Mame Arcade Machine: Door locks.

Only a quick update on the arcade cabinet today. I’ve now got two replacement locks for the coin doors and one for the rear back panel which I’ve fitted this evening. The removable portion of the back panel is practically held on with just the lock so it’ll be nice to have it in position again to shut out all the light bleeding in around the edge of the monitor.

Having had to source these from a gazillion online vendors and pouring over endless searches, I’m becoming a bit of a lock nerd and find myself talking about cams , tumblers, tubular seven pin, cam barrels, keyed to differ or alike, straight or cranked, 90 or 180 rotation. Also I’ve discovered that if you’ve accidentally ordered a straight cam instead of one that needs a slightly cranked end, one should simply whack it a few times with a large hammer.
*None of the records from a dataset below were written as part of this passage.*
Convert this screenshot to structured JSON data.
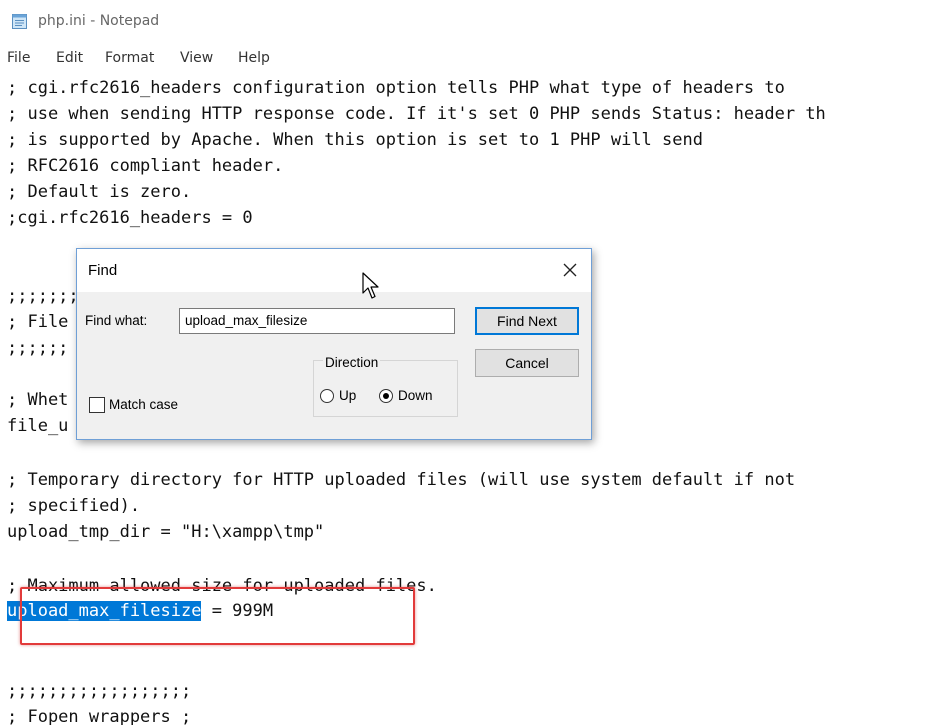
{
  "window": {
    "title": "php.ini - Notepad",
    "app_icon": "notepad-icon"
  },
  "menu": [
    "File",
    "Edit",
    "Format",
    "View",
    "Help"
  ],
  "editor": {
    "lines": [
      "; cgi.rfc2616_headers configuration option tells PHP what type of headers to",
      "; use when sending HTTP response code. If it's set 0 PHP sends Status: header th",
      "; is supported by Apache. When this option is set to 1 PHP will send",
      "; RFC2616 compliant header.",
      "; Default is zero.",
      ";cgi.rfc2616_headers = 0",
      "",
      "",
      ";;;;;;;",
      "; File",
      ";;;;;;",
      "",
      "; Whet",
      "file_u",
      "",
      "; Temporary directory for HTTP uploaded files (will use system default if not",
      "; specified).",
      "upload_tmp_dir = \"H:\\xampp\\tmp\"",
      "",
      "; Maximum allowed size for uploaded files.",
      "",
      "",
      "",
      ";;;;;;;;;;;;;;;;;;",
      "; Fopen wrappers ;"
    ],
    "selected_text": "upload_max_filesize",
    "selected_line_rest": " = 999M"
  },
  "find_dialog": {
    "title": "Find",
    "find_what_label": "Find what:",
    "find_what_value": "upload_max_filesize",
    "find_next_label": "Find Next",
    "cancel_label": "Cancel",
    "direction_label": "Direction",
    "up_label": "Up",
    "down_label": "Down",
    "direction_selected": "Down",
    "match_case_label": "Match case",
    "match_case_checked": false
  },
  "colors": {
    "selection": "#0078d7",
    "highlight_box": "#e23a3a",
    "dialog_border": "#6f9fd6"
  }
}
Perfect!

If there’s any lock nerds out there that are interested, mine are 27mm cam locks, keyed alike, 90 degree turn with 45mm straight cams….and one slightly bent one.

Also, if anyone knows how to cure lock nerdism, please let me know.